If I’m running a team and I have a catching prospect who can swat the ball a little bit, you bet I’m begging him not to be a backstop. That’s right. Carlos Santana, Buster Posey, Jesus Montero, you name it. Same with the boys of yesteryear like Matt Wieters or even Joe Mauer. Why would I seemingly squander this possible gold mine? Because, in the long-term, catchers who hit simply don’t exist. Either they stop being able to catch or they stop being able to hit.
A lot of catchers throughout history have shown some pop. I looked at players age 32 or younger who played at least half of their games in a season at catcher and had enough at-bats to qualify. They had seasons of an OPS+ above league average a stout 801 times. I then looked at the same criteria but for players older than 32, and found just 49. In other words, for players with catcher as their primary position, the age 32 season is virtually the end of their offense productivity. Although we can’t just simply ignore the 49 cases of a batter remaining useful at this stage of his career. So, we have to look at playing time.
The position of catcher is so grueling that the human body just can’t take it for an extended period. Catching 135 games in a year is an impressive feat, more comparable to playing 160 games in a season for any other position. In Major League history, the 135-game mark has been reached 233 times by a men of iron 32 years old or younger. Among men after that age, it has been done just 19 times (5 of which were Bob Boone). So, apparently our “primary position-catcher” players who were still offensively productive from the previous paragraph simply weren’t spending that many days behind the plate.
Combining the two points paints an ugly picture. 1) Catcher has its share of potent bats, but almost none older than 32. And 2) catcher has its share of near-everyday players, but almost none older than 32. So, 1) if you can actually hit as a catcher, you’ve probably either stopped hitting by that age or changed positions. And 2) even if you somehow are still hitting as a catcher at that age, you just aren’t playing that many games.
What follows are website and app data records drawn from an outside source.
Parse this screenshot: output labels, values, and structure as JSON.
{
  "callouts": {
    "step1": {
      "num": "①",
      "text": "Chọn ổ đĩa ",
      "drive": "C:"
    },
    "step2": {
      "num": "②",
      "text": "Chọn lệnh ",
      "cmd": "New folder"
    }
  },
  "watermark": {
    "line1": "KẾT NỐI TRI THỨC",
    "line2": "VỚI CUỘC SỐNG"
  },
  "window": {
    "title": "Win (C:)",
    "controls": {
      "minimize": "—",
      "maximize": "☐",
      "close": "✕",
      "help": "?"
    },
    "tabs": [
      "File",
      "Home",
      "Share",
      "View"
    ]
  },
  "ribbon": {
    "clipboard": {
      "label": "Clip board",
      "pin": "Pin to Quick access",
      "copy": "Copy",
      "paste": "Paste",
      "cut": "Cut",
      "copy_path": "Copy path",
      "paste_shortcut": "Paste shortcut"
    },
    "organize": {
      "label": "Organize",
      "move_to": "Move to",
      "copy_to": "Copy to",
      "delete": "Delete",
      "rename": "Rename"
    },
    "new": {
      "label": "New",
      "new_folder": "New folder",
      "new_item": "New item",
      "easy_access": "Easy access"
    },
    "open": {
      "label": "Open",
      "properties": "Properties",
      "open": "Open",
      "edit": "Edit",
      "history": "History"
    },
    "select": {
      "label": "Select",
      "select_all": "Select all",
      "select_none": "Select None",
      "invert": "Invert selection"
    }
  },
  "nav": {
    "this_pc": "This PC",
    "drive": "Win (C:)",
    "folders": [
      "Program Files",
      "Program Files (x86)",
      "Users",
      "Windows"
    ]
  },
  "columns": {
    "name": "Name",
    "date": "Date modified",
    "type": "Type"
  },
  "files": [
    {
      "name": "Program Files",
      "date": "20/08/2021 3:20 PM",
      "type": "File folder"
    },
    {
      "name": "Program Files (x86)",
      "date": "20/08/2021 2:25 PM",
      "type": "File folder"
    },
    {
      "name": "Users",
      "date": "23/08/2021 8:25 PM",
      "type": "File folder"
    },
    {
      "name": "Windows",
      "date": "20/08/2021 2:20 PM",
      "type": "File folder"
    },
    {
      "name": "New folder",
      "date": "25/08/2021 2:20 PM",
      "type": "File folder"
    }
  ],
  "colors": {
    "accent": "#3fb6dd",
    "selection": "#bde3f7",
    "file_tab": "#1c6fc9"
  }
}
In fact, there are just four players to both catch 135 games and have an OPS+ above league average in the same season after the age of 32. Elston Howard (1964), John Roseboro (1966), Terry Steinbach (1996), and Jorge Posada (2007). And these men have something else in common: they were not overused behind the plate. Howard, Roseboro, and Steinbach never had another season above 135 games, and Posada wasn’t even the starter until age 27.
When I’ve got a guy who can rake, I don’t want him sitting every fifth day (playing fewer than 135 in a season). However, I also don’t want his knees to explode, because then he probably couldn’t hit well anymore. According to this evidence, that means I need to move him to another position. And hopefully MLB teams will listen, because the Carlos Santana I want to be cheering for in 10 years is terrible at the guitar.